Kim should provide the rudder this large dining room needs. He joins a team that includes chef Joe Ritchie, who won praise most recently at Stowell’s minuscule Tangletown eatery, mkt. Now Ritchie must prove his mettle in a hotel setting, supervising several kitchens and overseeing menus that span breakfast, lunch, midday, happy hour and dinner. (A tasting menu may be in the offing, as well.)
Those approachable menus read like a Stowell hit parade: crudo, bruschetta, pasta, grilled beef. Visits at lunch and dinner revealed some weak spots. Rubbery gnocchi were over-sauced. Butter and cheese swamped strands of tonnarelli. A gem lettuce salad was short on green goddess dressing; a grilled chicken sandwich was dull.
But there were many more ups than downs.
Several highlights came from the raw bar. Bright bursts of lemon, fennel and smoked trout roe punctuated a generous helping of king salmon tartare. Tart ponzu sauce rippled through a vibrant ahi tuna poke laced with seaweed and sesame seeds.
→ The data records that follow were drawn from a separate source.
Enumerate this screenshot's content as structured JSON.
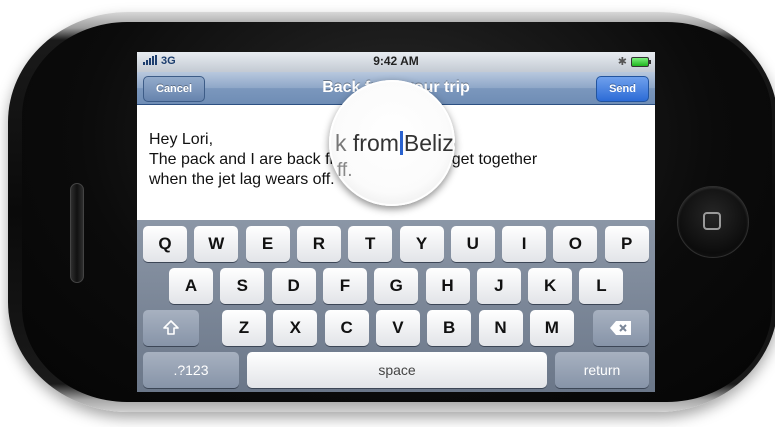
{
  "status_bar": {
    "carrier": "3G",
    "time": "9:42 AM",
    "bluetooth_icon": "bluetooth-icon",
    "battery_icon": "battery-icon"
  },
  "nav": {
    "title": "Back from your trip",
    "cancel_label": "Cancel",
    "send_label": "Send"
  },
  "message": {
    "line1": "Hey Lori,",
    "line2": "The pack and I are back from Belize. Let's get together",
    "line3": "when the jet lag wears off."
  },
  "loupe": {
    "before": "k",
    "word": "from",
    "after": "Belize",
    "second_line": "ff."
  },
  "keyboard": {
    "row1": [
      "Q",
      "W",
      "E",
      "R",
      "T",
      "Y",
      "U",
      "I",
      "O",
      "P"
    ],
    "row2": [
      "A",
      "S",
      "D",
      "F",
      "G",
      "H",
      "J",
      "K",
      "L"
    ],
    "row3": [
      "Z",
      "X",
      "C",
      "V",
      "B",
      "N",
      "M"
    ],
    "shift_icon": "shift-icon",
    "delete_icon": "delete-icon",
    "numbers_label": ".?123",
    "space_label": "space",
    "return_label": "return"
  },
  "colors": {
    "nav_blue": "#7b97bd",
    "send_blue": "#2c6bd6",
    "caret_blue": "#2a62cf"
  }
}
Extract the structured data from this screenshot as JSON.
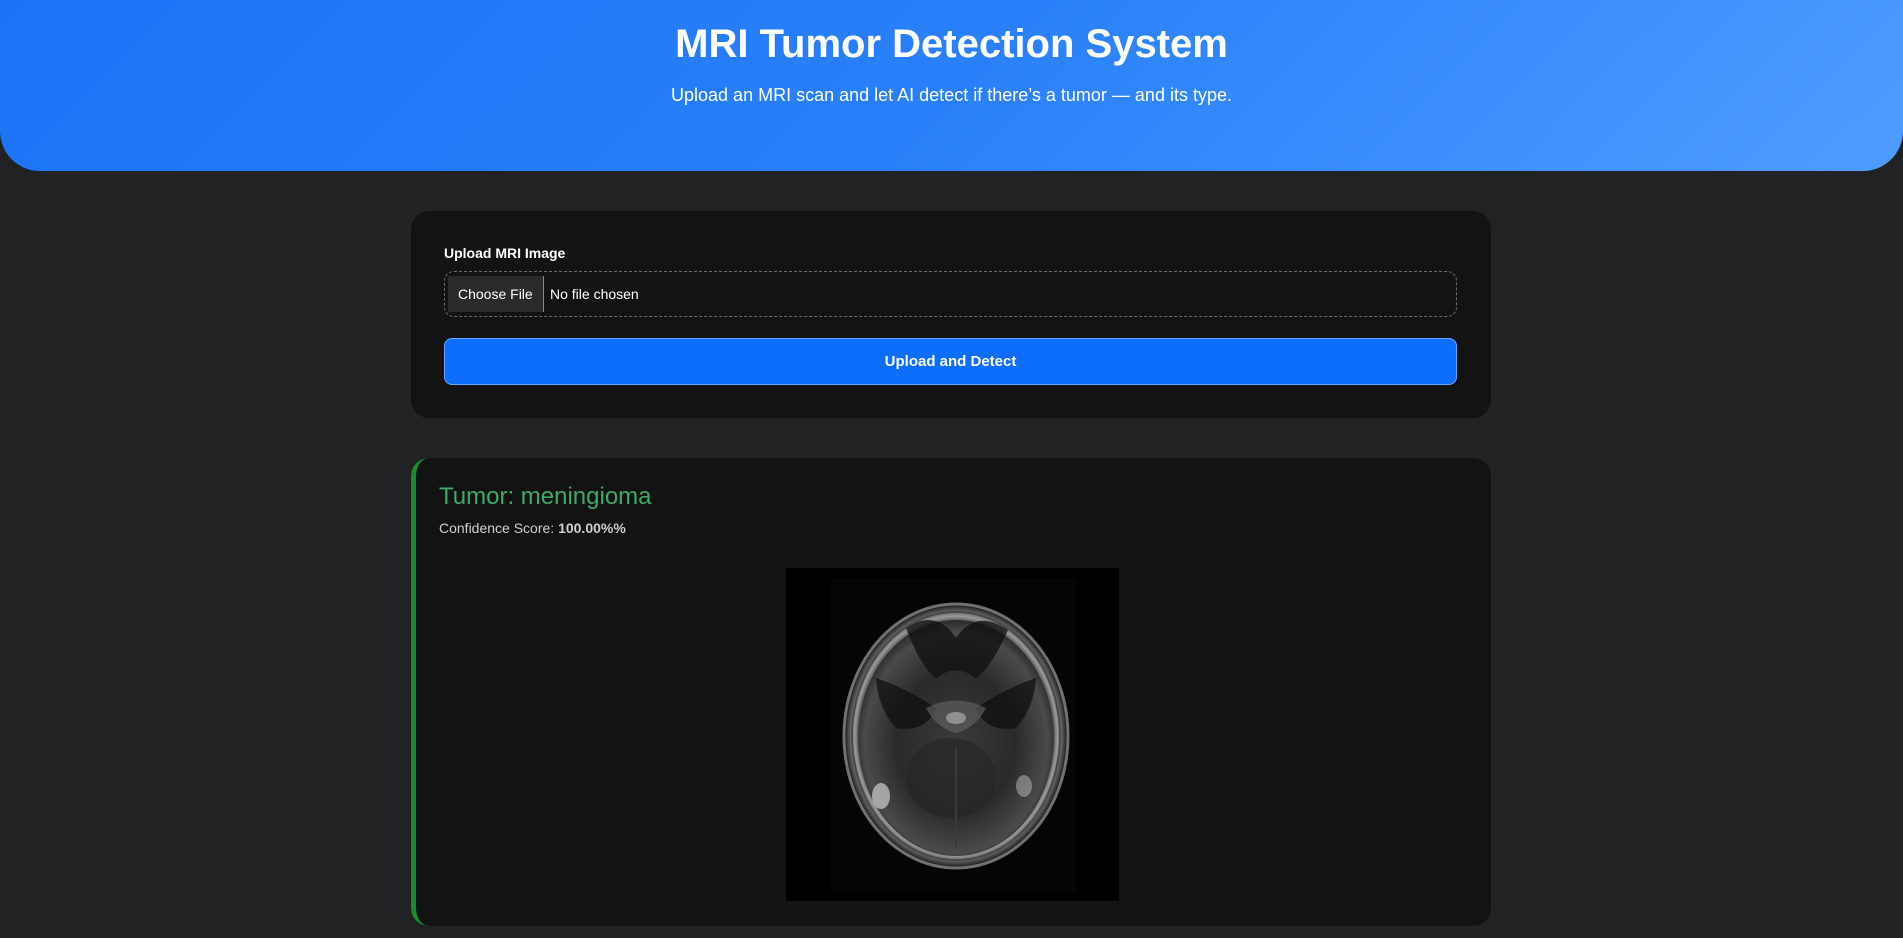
{
  "header": {
    "title": "MRI Tumor Detection System",
    "subtitle": "Upload an MRI scan and let AI detect if there’s a tumor — and its type."
  },
  "upload": {
    "label": "Upload MRI Image",
    "choose_file_label": "Choose File",
    "file_status": "No file chosen",
    "submit_label": "Upload and Detect"
  },
  "result": {
    "title": "Tumor: meningioma",
    "confidence_label": "Confidence Score: ",
    "confidence_value": "100.00%%"
  },
  "colors": {
    "header_gradient_start": "#1a73f5",
    "header_gradient_end": "#4d9cff",
    "page_background": "#212224",
    "card_background": "#131313",
    "primary_button": "#0d6efd",
    "result_accent": "#198c2e",
    "result_title": "#3fa968"
  },
  "icons": {
    "mri_image": "mri-brain-scan-image"
  }
}
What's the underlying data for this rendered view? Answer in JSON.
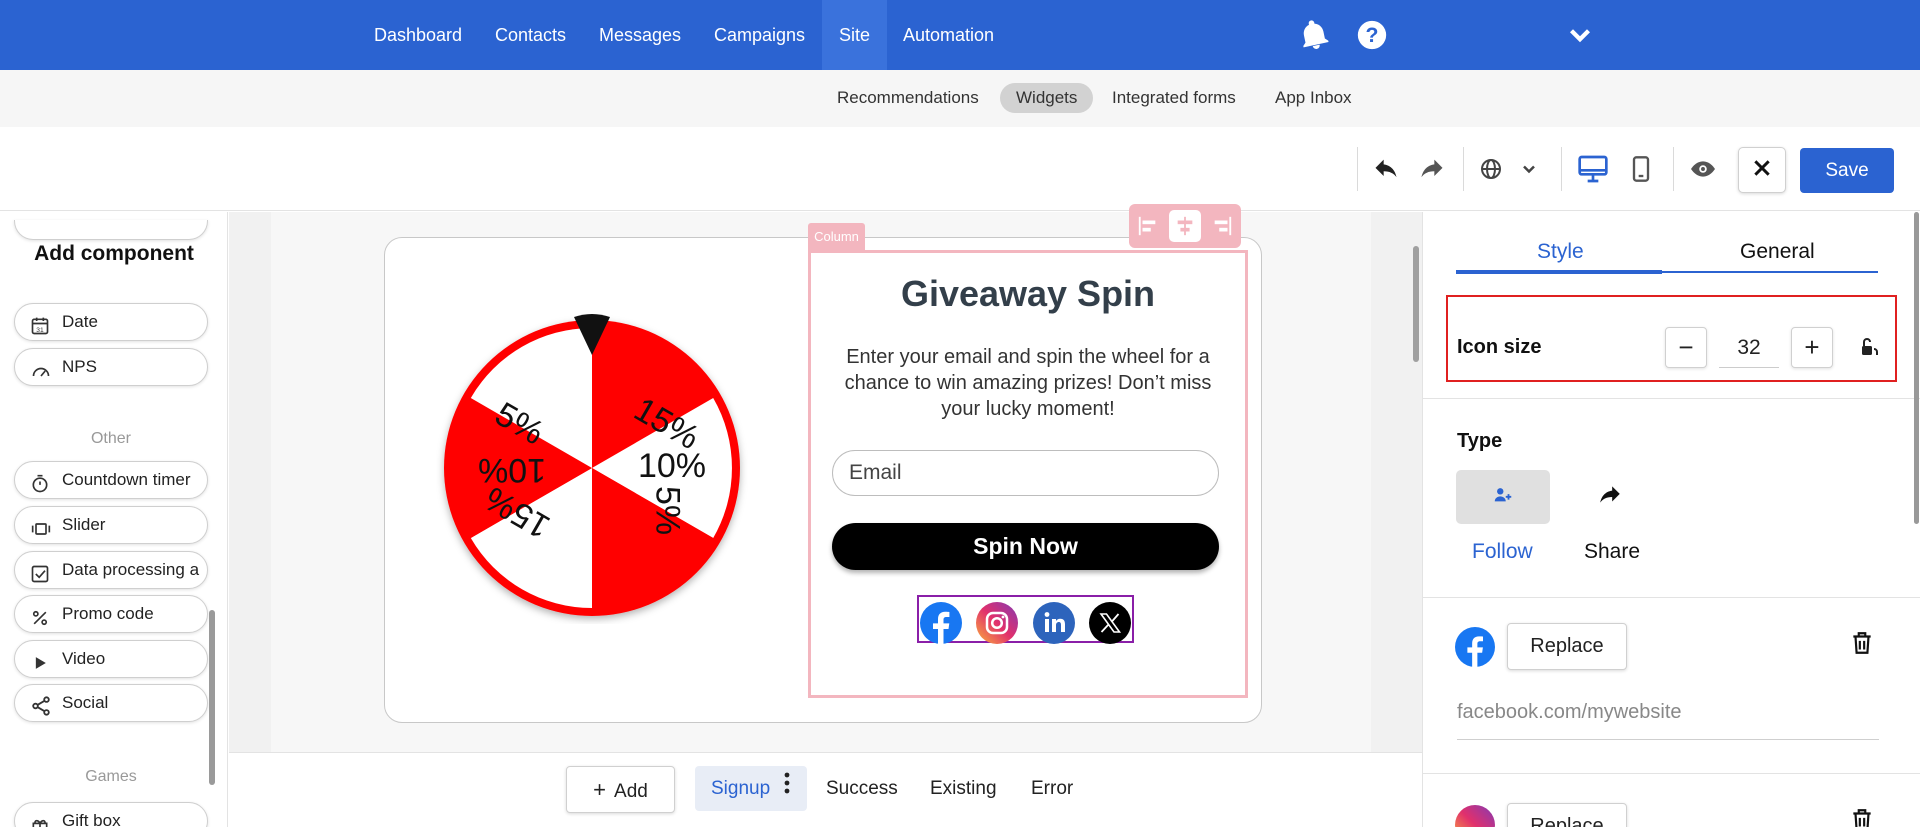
{
  "topnav": {
    "items": [
      "Dashboard",
      "Contacts",
      "Messages",
      "Campaigns",
      "Site",
      "Automation"
    ],
    "active": "Site",
    "icons": [
      "bell-icon",
      "help-icon",
      "chevron-down-icon"
    ]
  },
  "subnav": {
    "items": [
      "Recommendations",
      "Widgets",
      "Integrated forms",
      "App Inbox"
    ],
    "active": "Widgets"
  },
  "toolbar": {
    "save_label": "Save",
    "icons": [
      "undo-icon",
      "redo-icon",
      "globe-icon",
      "chevron-down-icon",
      "desktop-icon",
      "mobile-icon",
      "eye-icon",
      "close-icon"
    ]
  },
  "left_panel": {
    "title": "Add component",
    "items_top": [
      {
        "label": "Date",
        "icon": "calendar-icon"
      },
      {
        "label": "NPS",
        "icon": "gauge-icon"
      }
    ],
    "group_other": "Other",
    "items_other": [
      {
        "label": "Countdown timer",
        "icon": "timer-icon"
      },
      {
        "label": "Slider",
        "icon": "slider-icon"
      },
      {
        "label": "Data processing a",
        "icon": "checkbox-icon"
      },
      {
        "label": "Promo code",
        "icon": "percent-icon"
      },
      {
        "label": "Video",
        "icon": "play-icon"
      },
      {
        "label": "Social",
        "icon": "share-icon"
      }
    ],
    "group_games": "Games",
    "items_games": [
      {
        "label": "Gift box",
        "icon": "gift-icon"
      }
    ]
  },
  "canvas": {
    "column_tag": "Column",
    "wheel_segments": [
      "5%",
      "10%",
      "15%",
      "5%",
      "10%",
      "15%"
    ],
    "popup_title": "Giveaway Spin",
    "popup_desc": "Enter your email and spin the wheel for a chance to win amazing prizes! Don’t miss your lucky moment!",
    "email_placeholder": "Email",
    "spin_label": "Spin Now",
    "social_icons": [
      "facebook-icon",
      "instagram-icon",
      "linkedin-icon",
      "x-icon"
    ]
  },
  "bottom": {
    "add_label": "Add",
    "tabs": [
      "Signup",
      "Success",
      "Existing",
      "Error"
    ],
    "active": "Signup"
  },
  "right_panel": {
    "tabs": [
      "Style",
      "General"
    ],
    "active_tab": "Style",
    "icon_size_label": "Icon size",
    "icon_size_value": "32",
    "minus": "−",
    "plus": "+",
    "type_label": "Type",
    "type_options": [
      "Follow",
      "Share"
    ],
    "type_active": "Follow",
    "replace_label": "Replace",
    "facebook_url": "facebook.com/mywebsite"
  },
  "colors": {
    "brand": "#2b63d1",
    "wheel_red": "#ff0000",
    "highlight_red": "#e02020",
    "column_pink": "#f3b6bf"
  }
}
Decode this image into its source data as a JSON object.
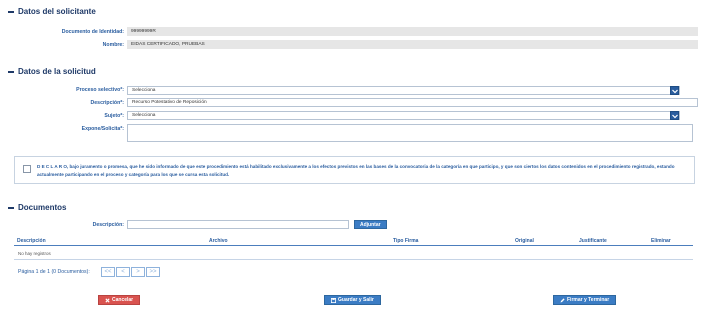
{
  "solicitante": {
    "title": "Datos del solicitante",
    "documento_label": "Documento de Identidad:",
    "documento_value": "99999999R",
    "nombre_label": "Nombre:",
    "nombre_value": "EIDAS CERTIFICADO, PRUEBAS"
  },
  "solicitud": {
    "title": "Datos de la solicitud",
    "proceso_label": "Proceso selectivo*:",
    "proceso_value": "Selecciona",
    "descripcion_label": "Descripción*:",
    "descripcion_value": "Recurso Potestativo de Reposición",
    "sujeto_label": "Sujeto*:",
    "sujeto_value": "Selecciona",
    "expone_label": "Expone/Solicita*:",
    "expone_value": ""
  },
  "declaro": {
    "text": "D E C L A R O, bajo juramento o promesa, que he sido informado de que este procedimiento está habilitado exclusivamente a los efectos previstos en las bases de la convocatoria de la categoría en que participo, y que son ciertos los datos contenidos en el procedimiento registrado, estando actualmente participando en el proceso y categoría para los que se cursa esta solicitud."
  },
  "documentos": {
    "title": "Documentos",
    "descripcion_label": "Descripción:",
    "descripcion_value": "",
    "adjuntar_label": "Adjuntar",
    "columns": [
      "Descripción",
      "Archivo",
      "Tipo Firma",
      "Original",
      "Justificante",
      "Eliminar"
    ],
    "empty_text": "No hay registros",
    "pager_text": "Página 1 de 1 (0 Documentos):",
    "pager_buttons": [
      "<<",
      "<",
      ">",
      ">>"
    ]
  },
  "actions": {
    "cancelar": "Cancelar",
    "guardar": "Guardar y Salir",
    "firmar": "Firmar y Terminar"
  },
  "colors": {
    "accent": "#2a5d9f",
    "title": "#1f3a68",
    "cancel": "#d9534f"
  }
}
Cucumber and celery added their crunch to shaved raw geoduck in a stunning crudo dressed with olive oil and finely ground pink peppercorns.
Also from the sea: Dungeness crab joined beets and watercress in a prettily composed salad drizzled with sauce gribiche, a rich, tangy mayonnaise with the licorice lick of tarragon.
From the deep-fryer come soft Castelvetrano olives sheathed in crisp crumb shells, and delightful quail. Halved and encased in a golden carapace, the little birds did a convincing portrayal of Southern fried chicken. Excellent dill-seasoned fries with dill-spiked aioli accompany a solid wagyu beef burger. (Note to bargain hunters: At happy hour, the burger and fries drop from $17 to $12, signature cocktails are $8, local brews $5. The menu is available throughout the restaurant.)
Among dinner entrees, roasted chicken rises to a lofty perch it too seldom enjoys. The organic bird is actually cooked two ways: the leg and thigh joint is confitted, then sautéed to crisp the skin. The roasted breast was equally crisp-skinned and remarkably moist. Served with roasted onions, diced bacon and sweet carrots pureed into a sauce, the dish isn’t fancy, but it is superb.
Fries with dill aioli $8
King salmon tartare $16
Fried quail $17
Roasted organic chicken $27
Wagyu beef culotte $57
Splurge on a Mishima Ranch wagyu beef culotte steak (one of four grilled beef options), and you’ll be rewarded with a portion ample for two, paired with roasted beets, their wilted greens and sweet-edged black currant sauce. Rosy, juicy, tender, charred and aggressively seasoned, it’s everything an expensive steak should be.
Dessert was a different kind of splurge. The gooey s’more sundae topped with house-made marshmallows will satisfy several adults, or one teenage boy. The gianduja chocolate tort has an appealing hazelnut crackle.
Goldfinch Tavern is a better fit for the Four Seasons and for downtown Seattle than the high-concept, underperforming Art ever was. Locals eventually may flock to it for lunch, dinner, drinks or off-peak grazing. It’s still a fledgling, but I’m betting Stowell and his team can make it soar.